PDF Version

Gourds belong to the family Cucurbitaceae which consists of 95 genera that include 965 species. This family includes cucumbers, squash, pumpkins, and melons. There are two genera of gourds that are generally grown in Connecticut. The first is Cucurbita, a yellow-flowered gourd which produces fruit that easily damaged by frost even when mature. This group contains fancy gourds that come in a variety of shapes and colors ranging from yellow to orange to green. The other is the species Lagenaria which produce white flowers and fully-matured fruit that are not damaged by frost. These are the dipper, bottle, or sugar trough gourds that require a longer growing season than the Cucurbita varieties.

Cultural Requirements

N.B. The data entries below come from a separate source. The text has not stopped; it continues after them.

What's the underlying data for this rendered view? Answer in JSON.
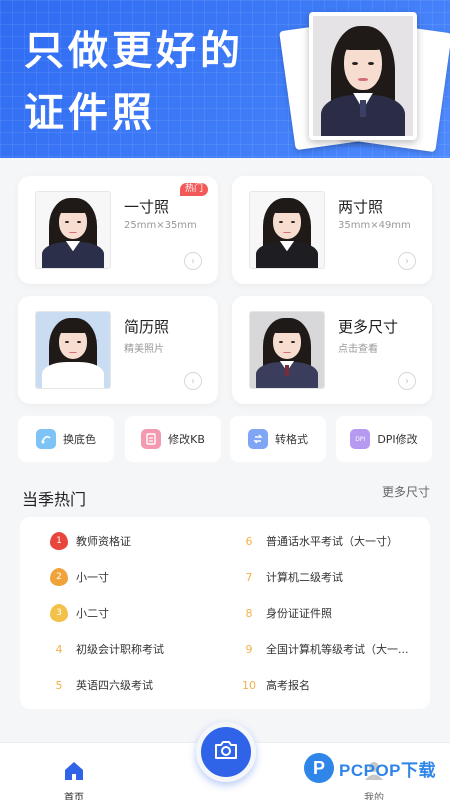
{
  "hero": {
    "line1": "只做更好的",
    "line2": "证件照"
  },
  "size_cards": [
    {
      "name": "一寸照",
      "sub": "25mm×35mm",
      "badge": "热门"
    },
    {
      "name": "两寸照",
      "sub": "35mm×49mm"
    },
    {
      "name": "简历照",
      "sub": "精美照片"
    },
    {
      "name": "更多尺寸",
      "sub": "点击查看"
    }
  ],
  "tools": [
    {
      "label": "换底色",
      "icon": "background-swap-icon",
      "color": "#7ec3f5"
    },
    {
      "label": "修改KB",
      "icon": "file-size-icon",
      "color": "#f39ab0"
    },
    {
      "label": "转格式",
      "icon": "convert-icon",
      "color": "#7fa6f5"
    },
    {
      "label": "DPI修改",
      "icon": "dpi-icon",
      "color": "#b59af0",
      "icon_text": "DPI"
    }
  ],
  "hot": {
    "title": "当季热门",
    "more": "更多尺寸",
    "items": [
      {
        "rank": "1",
        "text": "教师资格证"
      },
      {
        "rank": "2",
        "text": "小一寸"
      },
      {
        "rank": "3",
        "text": "小二寸"
      },
      {
        "rank": "4",
        "text": "初级会计职称考试"
      },
      {
        "rank": "5",
        "text": "英语四六级考试"
      },
      {
        "rank": "6",
        "text": "普通话水平考试（大一寸）"
      },
      {
        "rank": "7",
        "text": "计算机二级考试"
      },
      {
        "rank": "8",
        "text": "身份证证件照"
      },
      {
        "rank": "9",
        "text": "全国计算机等级考试（大一..."
      },
      {
        "rank": "10",
        "text": "高考报名"
      }
    ]
  },
  "nav": {
    "home": "首页",
    "mine": "我的"
  },
  "watermark": {
    "logo": "P",
    "text": "PCPOP下载"
  },
  "colors": {
    "primary": "#2f63e8",
    "hot_badge": "#f25a5a",
    "rank_top": "#e8453c",
    "rank_mid": "#f0a33a",
    "rank_low": "#f3c14a"
  }
}
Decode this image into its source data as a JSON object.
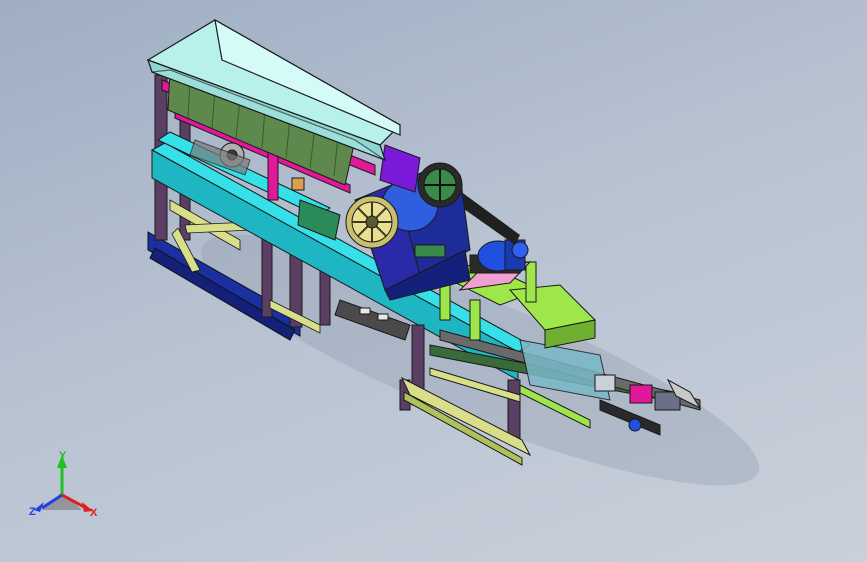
{
  "viewport": {
    "background_top": "#9faec4",
    "background_bottom": "#c9d0da"
  },
  "model": {
    "description_icon": "crusher-assembly-3d-model",
    "colors": {
      "hopper": "#b8f0ec",
      "hopper_edge": "#1a1a1a",
      "magenta_frame": "#e0189a",
      "feeder_bed": "#5d8a4c",
      "cyan_frame": "#35e0e8",
      "dark_frame": "#5a3e64",
      "base_blue": "#1b2fa0",
      "green_frame": "#9ee64a",
      "yellow_frame": "#d8de8a",
      "crusher_body": "#2a2aa8",
      "crusher_blue": "#2f5fe0",
      "flywheel": "#c8c06a",
      "purple": "#7a1ad8",
      "motor": "#2050e0",
      "pink": "#f0a0d0",
      "belt": "#202020"
    }
  },
  "triad": {
    "x_label": "X",
    "y_label": "Y",
    "z_label": "Z",
    "x_color": "#e02020",
    "y_color": "#20c020",
    "z_color": "#2040e0"
  }
}
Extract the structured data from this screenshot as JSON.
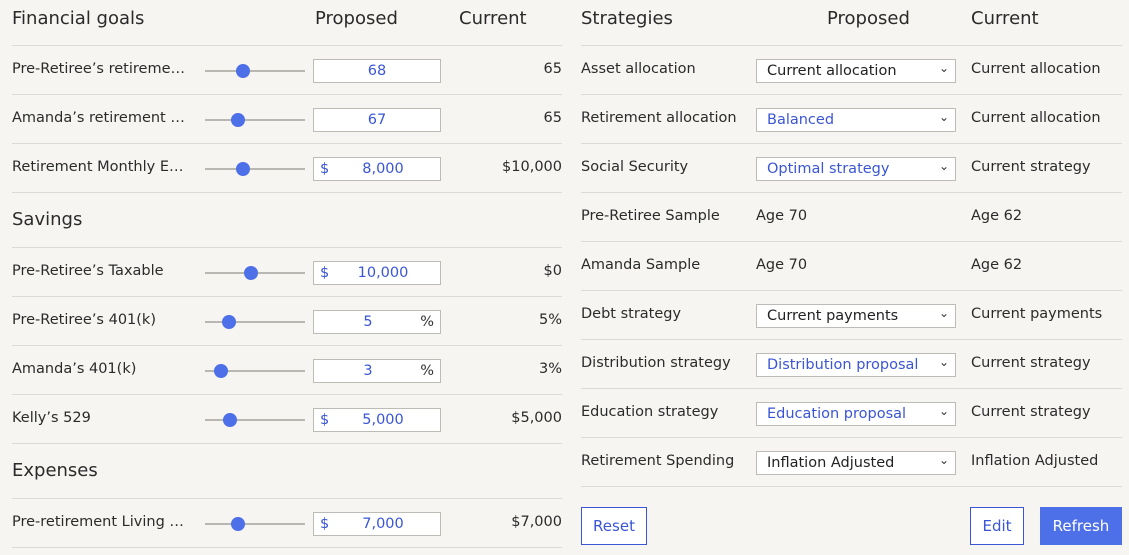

Both Cucurbita and Lagenaria gourds are rapid-growing annual tendril-bearing vine plants. For best results, especially with the Lagenaria varieties, they should be started indoors 3 to 4 weeks before the last expected frost date. Gourds are monoecious meaning that each plant bears both male and female flowers. They are pollinated by insects.
Gourds should be planted in full sun in a fertile, well-drained soil with a pH between 6.0-6.5. These plants produce an extensive root system and should not be placed too close together. Gourds may be grown as trailing vines or trained on a fence or trellis. If grown on the ground the hills should be spaced at 10-20' intervals. Plants which are trellised can be spaced 4' apart but must be tied to the structure once the vines reach 3' in length. If mesh fencing is used then no tying is needed as the tendrils will hold the vines in place. Gourds are somewhat drought-tolerant although they should be well watered until they are established. Black plastic mulch or an organic mulch such grass clippings or compost may be used at the base of the plants.
Incorporate 3 lbs. of 5-10-5 fertilizer per 100 square feet of area into the soil before planting. A side-dressing of 1/2 cup of 5-10-5 fertilizer can be mixed into the soil 6-8" from the base of the plant once the vines have started to grow, about one month later. Water thoroughly after any fertilizer application.

Diseases and Insects

Many of the insect pests and diseases that plague Cucurbitaceae family members also affect gourds. Common insect pests include striped and spotted cucumber beetles, squash bugs, squash vine borers, melon aphids, red spider mites, leaf miners, wire worms, and slugs.
Diseases such as mosaic virus, powdery and downy mildews, and bacterial wilt may also cause problems. Mildews result in the death of the foliage which then stops fruit development. Mosaic virus can interfere with the proper color development and results in inferior specimens. See the UConn Squash fact sheet for additional information.

Harvesting and Post-harvest Handling

Cucurbita varieties ripen earlier than Lagenaria types. When fully mature, Cucurbita gourds will become very hard. Gently press the surface of the gourd to check for hardness being careful not to break the skin. Damage will shorten the shelf life. These gourds must be harvested before the frost.
The Lagenaria gourds are fully ripened when they change from green to tan. If left on the vine long enough the seeds will become dry and will rattle when shaken. Mature fruits are not harmed by the frost but hard, immature green gourds should be harvested before the frost. With proper curing they will dry without decay or shrinkage.
Gourds should be harvested on a clear, cool, day. Leave a few inches of stem attached. Wash fruits with mild soapy warm water, rinse and dry. A household disinfectant added to the clear rinse water can reduce the number of soil-borne decay organisms. Place gourds (they should not be touching) on several layers of newspaper in a warm sunny room that has good air circulation. The ideal temperature is 80-85º F. Most gourds will dry in 2-4 weeks. After drying, gourds should be stored at 50-55º F until ready to use.
Gourds may be sprayed with an acrylic resin or lacquer, waxed with floor polish, or shellacked. if shellac is used it should be cut with an equal amount of denatured alcohol. Fruit may be dipped in the shellac or it may be applied with a soft brush. Do not preserve any gourds that show signs of bruising or decay. Keep dried gourds out of direct sunlight to prevent colors fading from the sun.

Despite good cultural practices, pests and diseases at times may appear. Chemical control should be used only after all other methods have failed.
For pesticide information or other questions please call toll free: 877-486-6271.

Revised by the UConn Home & Garden Education Center, 2016.

Issued in furtherance of Cooperative Extension work, Acts of May 8 and June 30, 1914, in cooperation with the U.S. Department of Agriculture, the Dean of the College, Cooperative Extension System, University of Connecticut, Storrs. The Connecticut Cooperative Extension System is an equal opportunity employer and program provider. To file a complaint of discrimination, write USDA, Director, Office of Civil Rights, Room 326-W, Whitten Building, Stop Code 9410, 1400 Independence Avenue, SW, Washington, DC 20250-9410 or call (202) 720-5964.